There are two basic products that can be used in children younger than age 7 years (DTaP and DT) and two that can be used in older children and adults (Td and Tdap). Some people get confused between DTaP and Tdap and others get confused between DT and Td. Here’s a hint to help you remember. The pediatric formulations usually have 3–5 times as much of the diphtheria component than what is in the adult formulation. This is indicated by an upper-case “D” for the pediatric formulation (i.e., DTaP, DT) and a lower case “d” for the adult formulation (Tdap, Td). The amount of tetanus toxoid in each of the products is equivalent, so it remains an upper-case “T.”
Ask the Experts: Diphtheria: Vaccine Products
There are two different DTaP products currently used in the U.S. for the primary series for children ages 2 months through 6 years (Daptacel [Sanofi] and Infanrix [GSK]). ACIP has recommended that, whenever feasible, healthcare providers should use the same brand of DTaP vaccine for all doses in the vaccination series. If vaccination providers do not know or have available the type of DTaP vaccine previously administered to a child, any DTaP vaccine may be used to continue or complete the series. For vaccines in general, vaccination should not be deferred because the brand used for previous doses is not available or is unknown (see the ACIP’s General Best Practices Guidance for Immunization at www.cdc.gov/vaccines/hcp/acip-recs/general-recs/timing.html).
If the DTaP brand used for previous doses is not known or not in stock, use whatever DTaP vaccine you have available for all subsequent doses.
If Tdap was inadvertently administered to a child under age 7 years, it should not be counted as either the first, second, or third dose of DTaP. The dose should be repeated with DTaP. Continue vaccinating on schedule.
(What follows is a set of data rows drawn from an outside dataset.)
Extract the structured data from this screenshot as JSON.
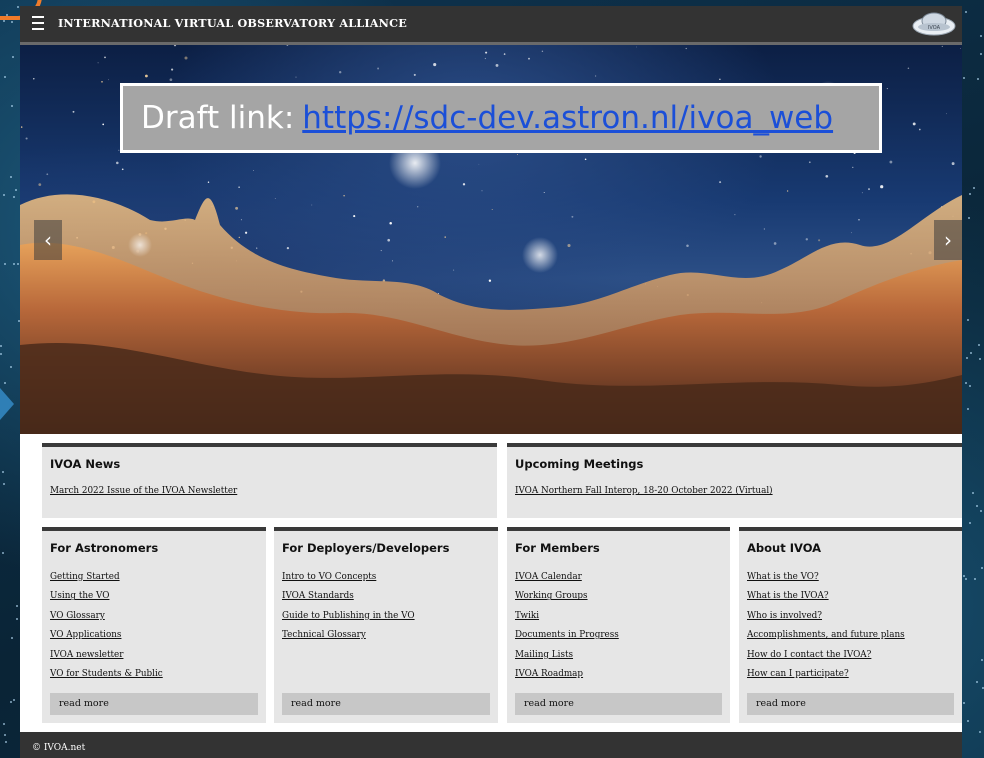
{
  "header": {
    "site_title": "INTERNATIONAL VIRTUAL OBSERVATORY ALLIANCE",
    "menu_icon": "hamburger-icon",
    "logo": "ivoa-logo",
    "logo_text": "IVOA"
  },
  "hero": {
    "draft_label": "Draft link:",
    "draft_url": "https://sdc-dev.astron.nl/ivoa_web",
    "prev_icon": "‹",
    "next_icon": "›"
  },
  "news": {
    "title": "IVOA News",
    "item": "March 2022 Issue of the IVOA Newsletter"
  },
  "meetings": {
    "title": "Upcoming Meetings",
    "item": "IVOA Northern Fall Interop, 18-20 October 2022 (Virtual)"
  },
  "sections": [
    {
      "title": "For Astronomers",
      "links": [
        "Getting Started",
        "Using the VO",
        "VO Glossary",
        "VO Applications",
        "IVOA newsletter",
        "VO for Students & Public"
      ],
      "read_more": "read more"
    },
    {
      "title": "For Deployers/Developers",
      "links": [
        "Intro to VO Concepts",
        "IVOA Standards",
        "Guide to Publishing in the VO",
        "Technical Glossary"
      ],
      "read_more": "read more"
    },
    {
      "title": "For Members",
      "links": [
        "IVOA Calendar",
        "Working Groups",
        "Twiki",
        "Documents in Progress",
        "Mailing Lists",
        "IVOA Roadmap"
      ],
      "read_more": "read more"
    },
    {
      "title": "About IVOA",
      "links": [
        "What is the VO?",
        "What is the IVOA?",
        "Who is involved?",
        "Accomplishments, and future plans",
        "How do I contact the IVOA?",
        "How can I participate?"
      ],
      "read_more": "read more"
    }
  ],
  "footer": {
    "copyright": "© IVOA.net"
  },
  "colors": {
    "topbar": "#333333",
    "card": "#e6e6e6",
    "card_border": "#3a3a3a",
    "draft_box": "#a5a5a5",
    "link_blue": "#1b4fd8"
  }
}
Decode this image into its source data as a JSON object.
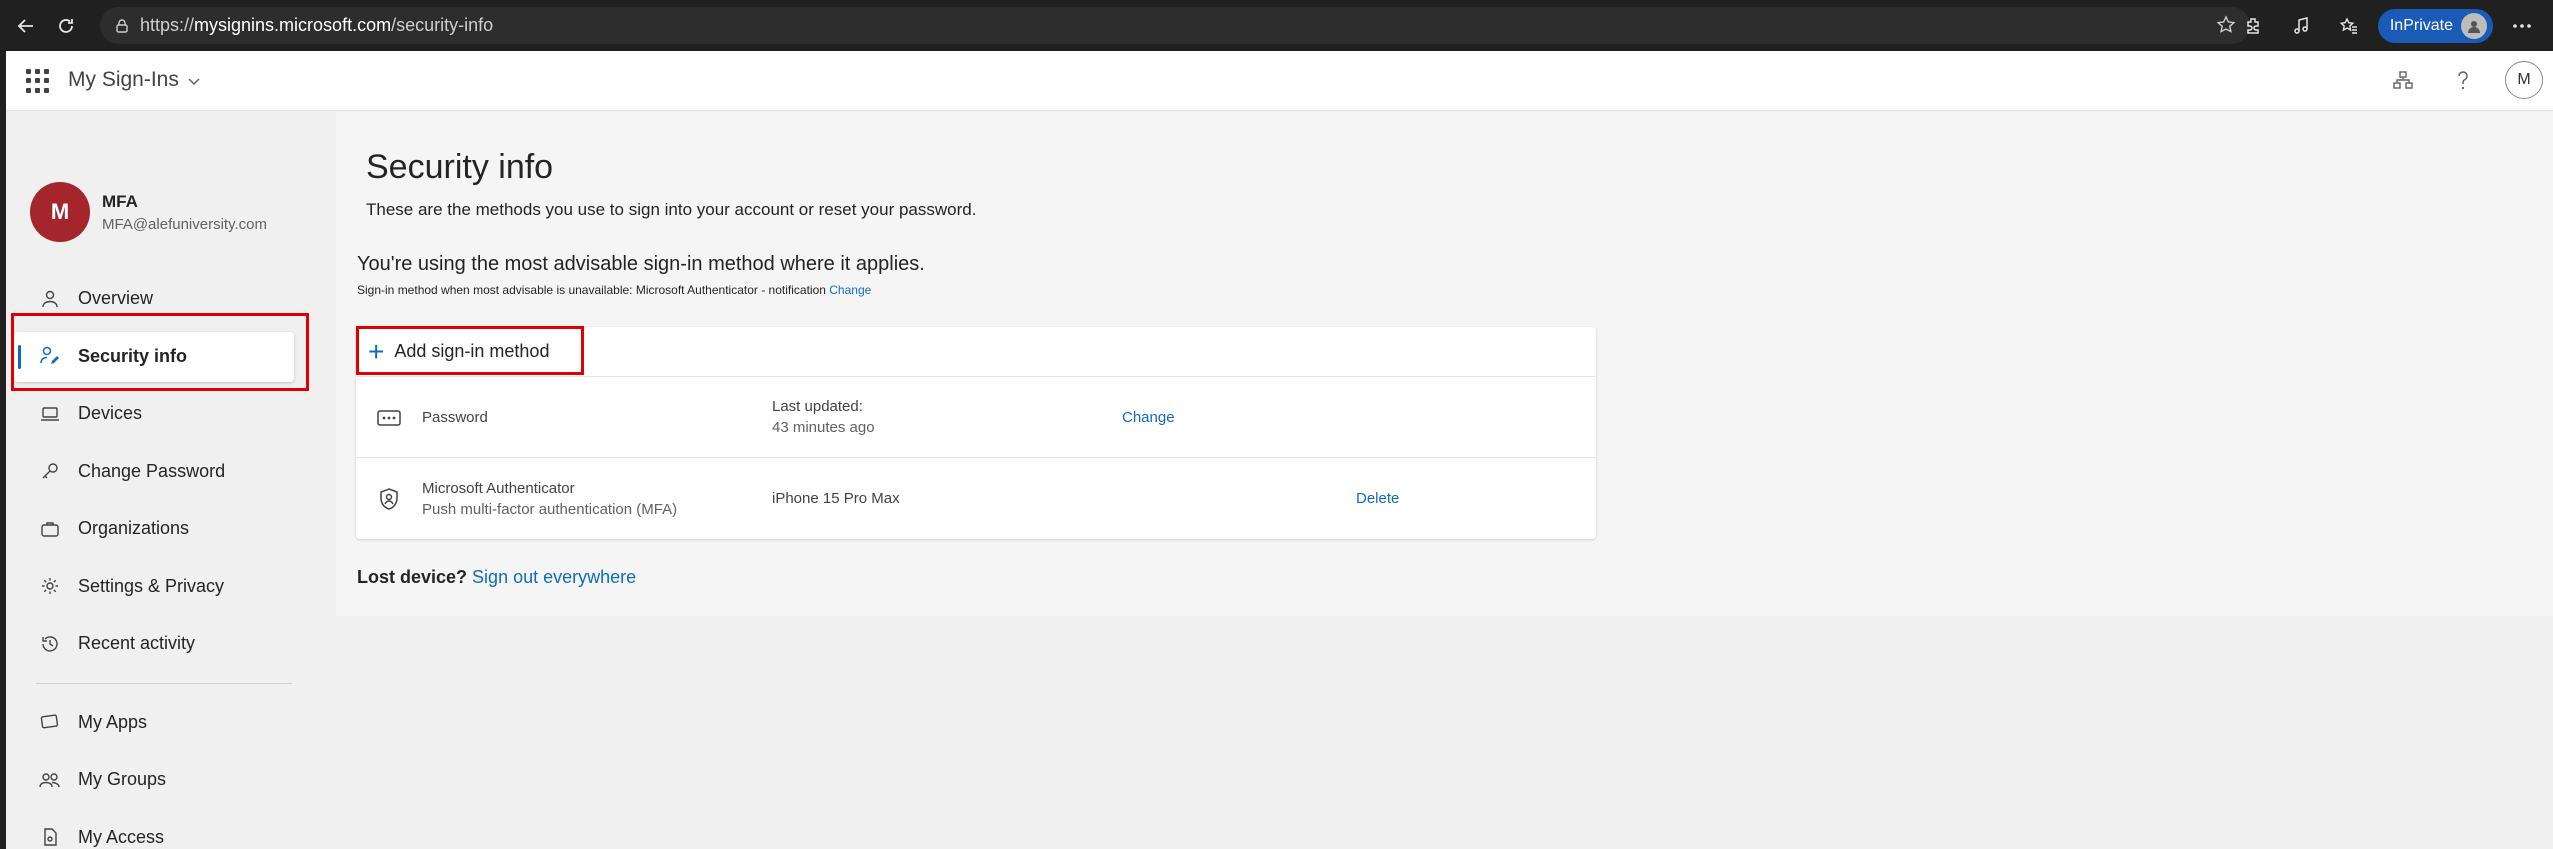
{
  "browser": {
    "url_prefix": "https://",
    "url_host": "mysignins.microsoft.com",
    "url_path": "/security-info",
    "inprivate_label": "InPrivate"
  },
  "header": {
    "app_title": "My Sign-Ins",
    "avatar_initial": "M"
  },
  "user": {
    "initial": "M",
    "name": "MFA",
    "email": "MFA@alefuniversity.com"
  },
  "sidebar": {
    "items": [
      {
        "label": "Overview",
        "icon": "person-icon"
      },
      {
        "label": "Security info",
        "icon": "security-info-icon",
        "active": true
      },
      {
        "label": "Devices",
        "icon": "laptop-icon"
      },
      {
        "label": "Change Password",
        "icon": "key-icon"
      },
      {
        "label": "Organizations",
        "icon": "briefcase-icon"
      },
      {
        "label": "Settings & Privacy",
        "icon": "gear-icon"
      },
      {
        "label": "Recent activity",
        "icon": "history-icon"
      }
    ],
    "secondary_items": [
      {
        "label": "My Apps",
        "icon": "apps-icon"
      },
      {
        "label": "My Groups",
        "icon": "groups-icon"
      },
      {
        "label": "My Access",
        "icon": "access-icon"
      }
    ]
  },
  "main": {
    "title": "Security info",
    "description": "These are the methods you use to sign into your account or reset your password.",
    "advise_title": "You're using the most advisable sign-in method where it applies.",
    "advise_sub": "Sign-in method when most advisable is unavailable: Microsoft Authenticator - notification",
    "advise_change": "Change",
    "add_method_label": "Add sign-in method",
    "methods": [
      {
        "name": "Password",
        "detail_label": "Last updated:",
        "detail_value": "43 minutes ago",
        "action": "Change"
      },
      {
        "name": "Microsoft Authenticator",
        "sub": "Push multi-factor authentication (MFA)",
        "detail_value": "iPhone 15 Pro Max",
        "action": "Delete"
      }
    ],
    "lost_device_label": "Lost device?",
    "sign_out_link": "Sign out everywhere"
  },
  "colors": {
    "accent": "#0f6cbd",
    "highlight_box": "#e00000",
    "user_avatar": "#a4262c"
  }
}
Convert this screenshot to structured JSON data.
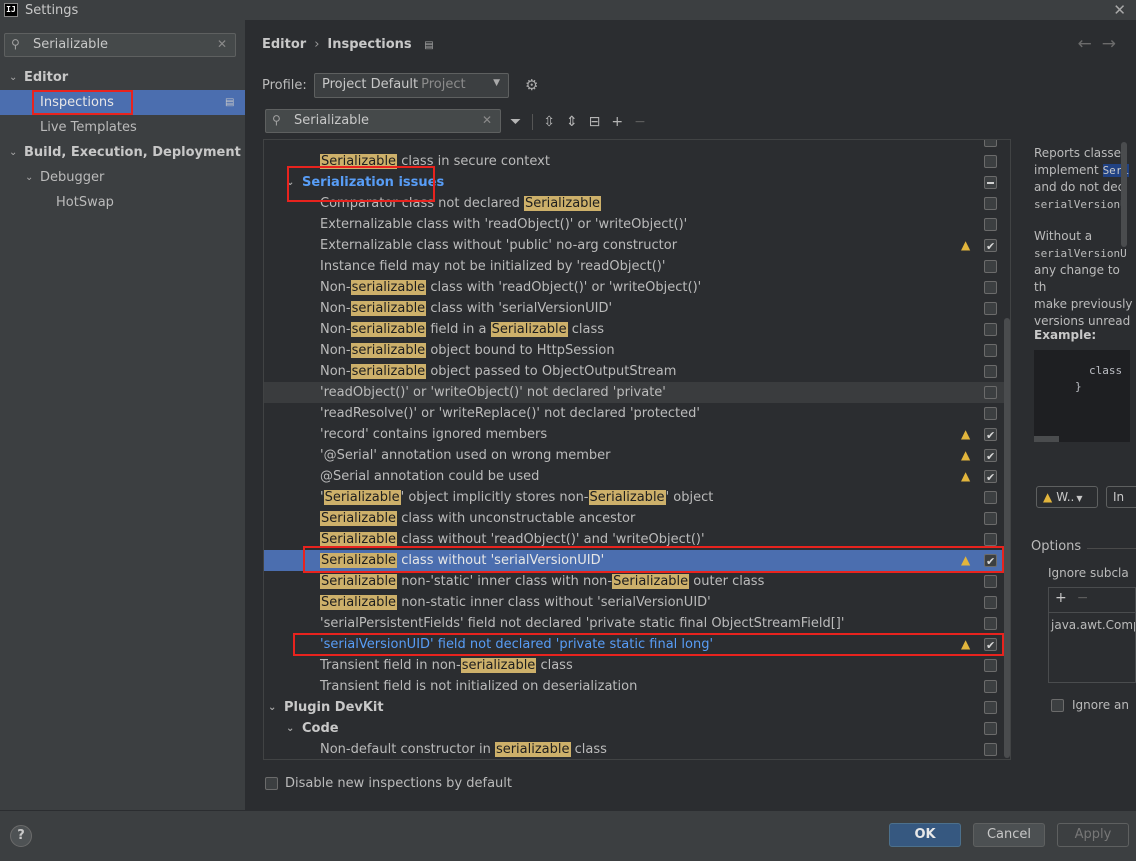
{
  "window": {
    "title": "Settings",
    "app_icon_text": "IJ"
  },
  "sidebar": {
    "search_value": "Serializable",
    "items": [
      {
        "label": "Editor"
      },
      {
        "label": "Inspections"
      },
      {
        "label": "Live Templates"
      },
      {
        "label": "Build, Execution, Deployment"
      },
      {
        "label": "Debugger"
      },
      {
        "label": "HotSwap"
      }
    ]
  },
  "breadcrumb": {
    "parent": "Editor",
    "current": "Inspections"
  },
  "profile": {
    "label": "Profile:",
    "value": "Project Default",
    "sub": "Project"
  },
  "inspection_search": {
    "value": "Serializable"
  },
  "list": {
    "partial_row": {
      "pre": "",
      "hl": "Serializable",
      "post": " class in secure context"
    },
    "group_serialization": "Serialization issues",
    "rows": [
      {
        "pre": "Comparator class not declared ",
        "hl": "Serializable",
        "post": ""
      },
      {
        "pre": "Externalizable class with 'readObject()' or 'writeObject()'",
        "hl": "",
        "post": ""
      },
      {
        "pre": "Externalizable class without 'public' no-arg constructor",
        "hl": "",
        "post": ""
      },
      {
        "pre": "Instance field may not be initialized by 'readObject()'",
        "hl": "",
        "post": ""
      },
      {
        "pre": "Non-",
        "hl": "serializable",
        "post": " class with 'readObject()' or 'writeObject()'"
      },
      {
        "pre": "Non-",
        "hl": "serializable",
        "post": " class with 'serialVersionUID'"
      },
      {
        "pre": "Non-",
        "hl": "serializable",
        "post": " field in a ",
        "hl2": "Serializable",
        "post2": " class"
      },
      {
        "pre": "Non-",
        "hl": "serializable",
        "post": " object bound to HttpSession"
      },
      {
        "pre": "Non-",
        "hl": "serializable",
        "post": " object passed to ObjectOutputStream"
      },
      {
        "pre": "'readObject()' or 'writeObject()' not declared 'private'",
        "hl": "",
        "post": ""
      },
      {
        "pre": "'readResolve()' or 'writeReplace()' not declared 'protected'",
        "hl": "",
        "post": ""
      },
      {
        "pre": "'record' contains ignored members",
        "hl": "",
        "post": ""
      },
      {
        "pre": "'@Serial' annotation used on wrong member",
        "hl": "",
        "post": ""
      },
      {
        "pre": "@Serial annotation could be used",
        "hl": "",
        "post": ""
      },
      {
        "pre": "'",
        "hl": "Serializable",
        "post": "' object implicitly stores non-",
        "hl2": "Serializable",
        "post2": "' object"
      },
      {
        "pre": "",
        "hl": "Serializable",
        "post": " class with unconstructable ancestor"
      },
      {
        "pre": "",
        "hl": "Serializable",
        "post": " class without 'readObject()' and 'writeObject()'"
      },
      {
        "pre": "",
        "hl": "Serializable",
        "post": " class without 'serialVersionUID'"
      },
      {
        "pre": "",
        "hl": "Serializable",
        "post": " non-'static' inner class with non-",
        "hl2": "Serializable",
        "post2": " outer class"
      },
      {
        "pre": "",
        "hl": "Serializable",
        "post": " non-static inner class without 'serialVersionUID'"
      },
      {
        "pre": "'serialPersistentFields' field not declared 'private static final ObjectStreamField[]'",
        "hl": "",
        "post": ""
      },
      {
        "pre": "'serialVersionUID' field not declared 'private static final long'",
        "hl": "",
        "post": ""
      },
      {
        "pre": "Transient field in non-",
        "hl": "serializable",
        "post": " class"
      },
      {
        "pre": "Transient field is not initialized on deserialization",
        "hl": "",
        "post": ""
      }
    ],
    "group_plugin": "Plugin DevKit",
    "group_code": "Code",
    "last_row": {
      "pre": "Non-default constructor in ",
      "hl": "serializable",
      "post": " class"
    }
  },
  "disable_new_label": "Disable new inspections by default",
  "description": {
    "p1_a": "Reports classes",
    "p1_b": "implement ",
    "p1_sel": "Seri",
    "p1_c": "and do not decl",
    "p1_mono": "serialVersionU",
    "p2_a": "Without a",
    "p2_mono": "serialVersionU",
    "p2_b": "any change to th",
    "p2_c": "make previously",
    "p2_d": "versions unread",
    "example_label": "Example:",
    "example_line1": "class",
    "example_line2": "}"
  },
  "severity": {
    "label": "W..",
    "scope_label": "In"
  },
  "options": {
    "label": "Options",
    "ignore_subclasses": "Ignore subcla",
    "ignore_item": "java.awt.Comp",
    "ignore_anon": "Ignore an"
  },
  "buttons": {
    "ok": "OK",
    "cancel": "Cancel",
    "apply": "Apply",
    "help": "?"
  }
}
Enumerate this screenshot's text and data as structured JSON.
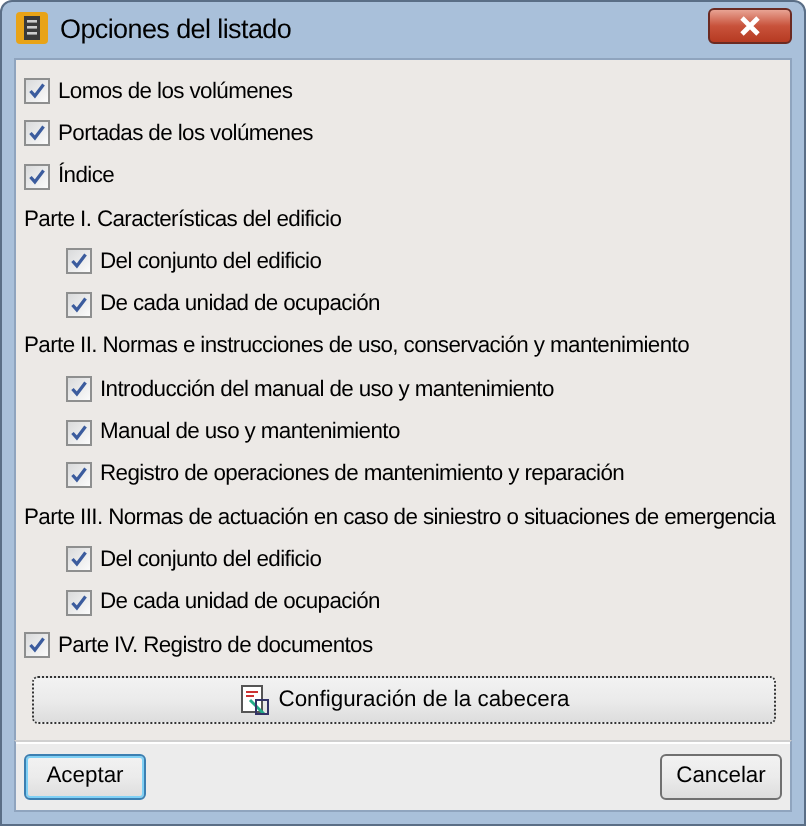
{
  "window": {
    "title": "Opciones del listado"
  },
  "options": [
    {
      "kind": "check",
      "label": "Lomos de los volúmenes",
      "checked": true
    },
    {
      "kind": "check",
      "label": "Portadas de los volúmenes",
      "checked": true
    },
    {
      "kind": "check",
      "label": "Índice",
      "checked": true
    },
    {
      "kind": "heading",
      "label": "Parte I. Características del edificio",
      "children": [
        {
          "kind": "check",
          "label": "Del conjunto del edificio",
          "checked": true
        },
        {
          "kind": "check",
          "label": "De cada unidad de ocupación",
          "checked": true
        }
      ]
    },
    {
      "kind": "heading",
      "label": "Parte II. Normas e instrucciones de uso, conservación y mantenimiento",
      "children": [
        {
          "kind": "check",
          "label": "Introducción del manual de uso y mantenimiento",
          "checked": true
        },
        {
          "kind": "check",
          "label": "Manual de uso y mantenimiento",
          "checked": true
        },
        {
          "kind": "check",
          "label": "Registro de operaciones de mantenimiento y reparación",
          "checked": true
        }
      ]
    },
    {
      "kind": "heading",
      "label": "Parte III. Normas de actuación en caso de siniestro o situaciones de emergencia",
      "children": [
        {
          "kind": "check",
          "label": "Del conjunto del edificio",
          "checked": true
        },
        {
          "kind": "check",
          "label": "De cada unidad de ocupación",
          "checked": true
        }
      ]
    },
    {
      "kind": "check",
      "label": "Parte IV. Registro de documentos",
      "checked": true
    }
  ],
  "header_button": "Configuración de la cabecera",
  "buttons": [
    {
      "label": "Aceptar",
      "kind": "default"
    },
    {
      "label": "Cancelar",
      "kind": "normal"
    }
  ]
}
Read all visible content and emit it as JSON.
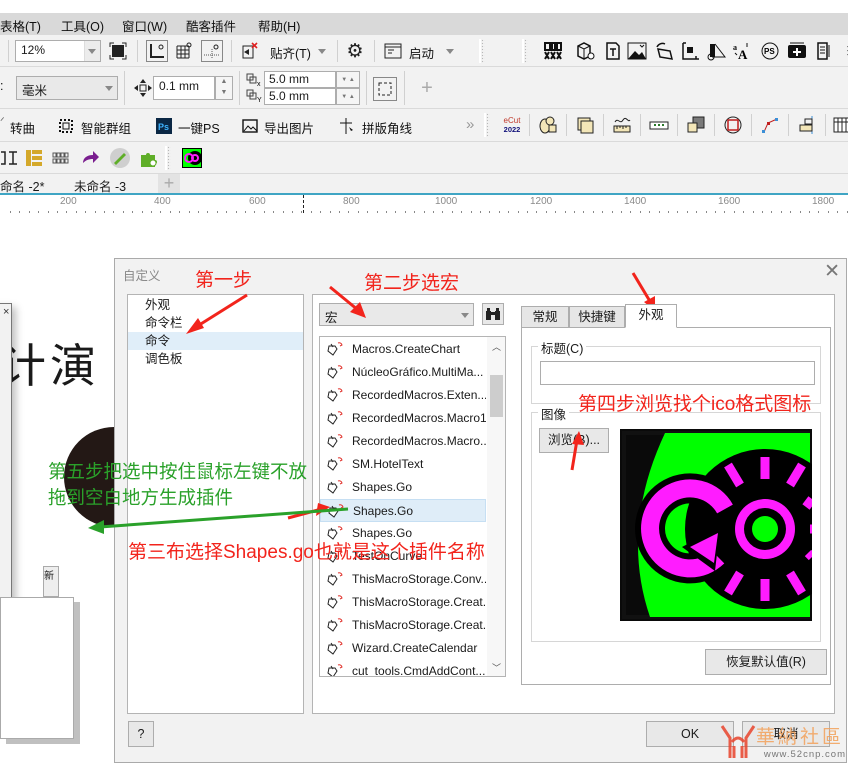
{
  "menu": [
    "表格(T)",
    "工具(O)",
    "窗口(W)",
    "酷客插件",
    "帮助(H)"
  ],
  "toolbar1": {
    "zoom_value": "12%",
    "snap_label": "贴齐(T)",
    "launch_label": "启动"
  },
  "toolbar2": {
    "unit_label_suffix": ":",
    "unit_value": "毫米",
    "nudge_value": "0.1 mm",
    "dup_x_value": "5.0 mm",
    "dup_y_value": "5.0 mm"
  },
  "toolbar3": {
    "items": [
      "转曲",
      "智能群组",
      "一键PS",
      "导出图片",
      "拼版角线"
    ],
    "overflow": "»",
    "ecut_label_top": "eCut",
    "ecut_label_bottom": "2022"
  },
  "doc_tabs": [
    "命名 -2*",
    "未命名 -3"
  ],
  "ruler": {
    "labels": [
      "200",
      "400",
      "600",
      "800",
      "1000",
      "1200",
      "1400",
      "1600",
      "1800"
    ]
  },
  "canvas": {
    "text": "计演",
    "new_tab_glyph": "新"
  },
  "dialog": {
    "title": "自定义",
    "tree": [
      "外观",
      "命令栏",
      "命令",
      "调色板"
    ],
    "tree_selected": 2,
    "category_value": "宏",
    "commands": [
      "Macros.CreateChart",
      "NúcleoGráfico.MultiMa...",
      "RecordedMacros.Exten...",
      "RecordedMacros.Macro1",
      "RecordedMacros.Macro...",
      "SM.HotelText",
      "Shapes.Go",
      "Shapes.Go",
      "Shapes.Go",
      "TestOnCurve",
      "ThisMacroStorage.Conv...",
      "ThisMacroStorage.Creat...",
      "ThisMacroStorage.Creat...",
      "Wizard.CreateCalendar",
      "cut_tools.CmdAddCont..."
    ],
    "commands_selected": 7,
    "tabs": [
      "常规",
      "快捷键",
      "外观"
    ],
    "active_tab": 2,
    "caption_group": "标题(C)",
    "caption_value": "",
    "image_group": "图像",
    "browse_button": "浏览(B)...",
    "restore_button": "恢复默认值(R)",
    "help_button": "?",
    "ok_button": "OK",
    "cancel_button": "取消"
  },
  "annotations": {
    "step1": "第一步",
    "step2": "第二步选宏",
    "step3": "第三布选择Shapes.go也就是这个插件名称",
    "step4": "第四步浏览找个ico格式图标",
    "step5_line1": "第五步把选中按住鼠标左键不放",
    "step5_line2": "拖到空白地方生成插件"
  },
  "watermark": {
    "text": "華納社區",
    "url": "www.52cnp.com"
  },
  "colors": {
    "annotation_red": "#f2241c",
    "annotation_green": "#2aa12a",
    "icon_green": "#00ff00",
    "icon_magenta": "#ff1cff",
    "selection_blue": "#e0eef9",
    "ruler_accent": "#3fa5c4"
  }
}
If the dose of Tdap was administered for the fourth or fifth DTaP dose, the Tdap dose can be counted as valid. Please remind your staff to always check the vaccine vial at least 3 times before administering any vaccine.
Yes. In this situation, a second dose of Tdap should be administered at the recommended age of 11 or 12 years.
Yes. The updated ACIP recommendations for the use of Tdap vaccine state that Tdap or Td may be used in any situation where Td only was previously recommended. The updated guidelines are available at www.cdc.gov/mmwr/volumes/69/wr/pdfs/mm6903a5-H.pdf.
ACIP recommends that patients needing prophylaxis against tetanus always be given either Td or Tdap rather than TT, as long as there is no contraindication to the other vaccine components. If it’s already been given and the person had not yet received Tdap as an adolescent or adult, you should make certain that he gets Tdap as soon as feasible. If he had received Tdap previously, he can wait until the next scheduled booster dose is due to get his routine Td or Tdap booster.
The first step is to inform the parent/patient that you administered the wrong vaccine. Next, follow these guidelines:
- Tdap given to a child younger than age 7 years as either dose 1, 2, or 3, is not valid. Repeat with DTaP as soon as feasible.
- Tdap given to a child younger than age 7 years as either dose 4 or 5 can be counted as valid for DTaP dose 4 or 5.
- Tdap or DTaP given to a fully vaccinated child age 7–9 years: the child should receive the routine adolescent Tdap dose at age 11–12 years.
- Tdap or DTaP given to a fully vaccinated child age 10 years: count this dose as the routine adolescent Tdap dose recommended at age 11–12 years.
- DTaP given to an undervaccinated child age 7–9 years: count this dose as a Tdap dose of the catch-up series. The child should receive the routine adolescent booster dose of Tdap at age 11–12 years.
- DTaP given to an undervaccinated child age 10 years: count this dose as the routine adolescent Tdap dose recommended at age 11–12 years.
- DTaP given to a person age 11 years or older: count this dose as a routine Tdap dose.
Note that DTaP is neither approved nor recommended for people older than 6 years (except hematopoietic stem cell transplant recipients in some situations; see www.cdc.gov/vaccines/hcp/acip-recs/general-recs/immunocompetence.html).
Yes. The DTaP in the Pentacel can be counted. Although Pentacel is licensed as a 4-dose series and this may represent a fifth dose of Pentacel (in which case it would be off-label use), the dose of DTaP counts as the fifth dose of DTaP.
The same principle applies to Vaxelis (DTaP-IPV-Hib-HepB, MCM), which is licensed for use in children ages 6 weeks through 4 years as a 3-dose series of vaccinations routinely recommended at age 2 months, 4 months, and 6 months. The DTaP in a dose of Vaxelis inadvertently administered after the 5th birthday or as the 4th or 5th dose of DTaP (off-label use) may be counted as valid and does not need to be repeated.